The North Korean group behind the JumpCloud breach left digital footprints behind that allowed researchers to trace their IP addresses.
The breach first emerged last week.
Google-owned security outfit Mandiant has attributed the attack to North Korean group UNC4889, partly because of VPN failures and user errors that exposed the source addresses of traffic.
The group used a series of relay boxes to send traffic over IPsec-encrypted Layer 2 Tunnelling Protocol tunnels to obscure their addresses; alternatively, commercial VPN providers were used.
The commercial providers used included ExpressVPN, NordVPN, TorGuard and others.
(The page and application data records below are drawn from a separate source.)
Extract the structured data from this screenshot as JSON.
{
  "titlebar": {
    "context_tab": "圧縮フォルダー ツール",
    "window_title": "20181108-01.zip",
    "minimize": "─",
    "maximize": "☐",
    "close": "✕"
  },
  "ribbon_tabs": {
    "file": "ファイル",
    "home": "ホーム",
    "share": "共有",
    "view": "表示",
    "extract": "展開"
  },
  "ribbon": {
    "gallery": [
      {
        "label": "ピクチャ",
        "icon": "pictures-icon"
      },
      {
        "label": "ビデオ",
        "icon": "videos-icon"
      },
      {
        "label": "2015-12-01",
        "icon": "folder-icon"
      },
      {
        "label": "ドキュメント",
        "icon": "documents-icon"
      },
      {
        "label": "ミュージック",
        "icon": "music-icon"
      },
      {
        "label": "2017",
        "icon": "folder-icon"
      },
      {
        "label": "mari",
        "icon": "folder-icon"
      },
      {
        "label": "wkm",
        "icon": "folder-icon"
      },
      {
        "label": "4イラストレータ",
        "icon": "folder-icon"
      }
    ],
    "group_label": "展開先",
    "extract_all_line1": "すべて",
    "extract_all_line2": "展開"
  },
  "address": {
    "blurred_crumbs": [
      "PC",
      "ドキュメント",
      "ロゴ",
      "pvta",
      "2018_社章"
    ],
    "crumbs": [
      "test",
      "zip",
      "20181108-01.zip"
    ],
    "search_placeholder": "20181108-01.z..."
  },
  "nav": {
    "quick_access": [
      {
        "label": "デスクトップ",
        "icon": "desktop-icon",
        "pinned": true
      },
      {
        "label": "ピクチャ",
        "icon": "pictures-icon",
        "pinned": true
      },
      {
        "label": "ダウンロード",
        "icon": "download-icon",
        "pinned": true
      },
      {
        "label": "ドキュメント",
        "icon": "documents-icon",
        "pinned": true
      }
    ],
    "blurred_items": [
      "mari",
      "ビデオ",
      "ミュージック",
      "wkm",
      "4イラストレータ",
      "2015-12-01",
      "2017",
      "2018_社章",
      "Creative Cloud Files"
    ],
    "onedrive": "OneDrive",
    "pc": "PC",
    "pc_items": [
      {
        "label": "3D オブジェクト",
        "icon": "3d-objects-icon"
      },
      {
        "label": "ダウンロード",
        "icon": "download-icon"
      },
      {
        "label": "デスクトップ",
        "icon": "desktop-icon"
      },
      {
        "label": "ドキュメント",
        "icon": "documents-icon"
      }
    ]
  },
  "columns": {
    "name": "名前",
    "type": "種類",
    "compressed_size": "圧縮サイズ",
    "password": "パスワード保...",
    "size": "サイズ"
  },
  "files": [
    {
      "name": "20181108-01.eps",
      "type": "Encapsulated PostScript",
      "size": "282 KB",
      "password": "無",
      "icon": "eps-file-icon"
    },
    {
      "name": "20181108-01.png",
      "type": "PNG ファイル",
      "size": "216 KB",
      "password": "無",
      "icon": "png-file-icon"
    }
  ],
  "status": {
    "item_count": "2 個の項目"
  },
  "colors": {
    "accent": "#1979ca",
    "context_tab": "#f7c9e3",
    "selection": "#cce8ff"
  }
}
Sometimes, Mandiant explained, someone “fumbled”: “DPRK threat actors did not employ this last hop, or mistakenly did not utilise this while conducting actions on operations on the victim's network.”
In addition: “The VPNs used by RGB actors occasionally fail, which reveals the IP addresses of the actor's true origins … Our evidence supports that this was an OPSEC slip up since the connection to the North Korean netblock was short-lived.”
Mandiant said the attacks on JumpCloud used a software supply chain attack.
The attackers compromised JumpCloud and inserted malicious commands into a Ruby script that was part of the company’s commands framework.
The customer Mandiant analysed was infected with the malicious script in a spear phishing attack, and the script then downloaded and executed a stage two payload.
This gave the attacker the chance to install backdoors, with persistence granted via plists.
While JumpCloud has not identified who was affected, Mandiant said the attackers were most interested in cryptocurrency theft.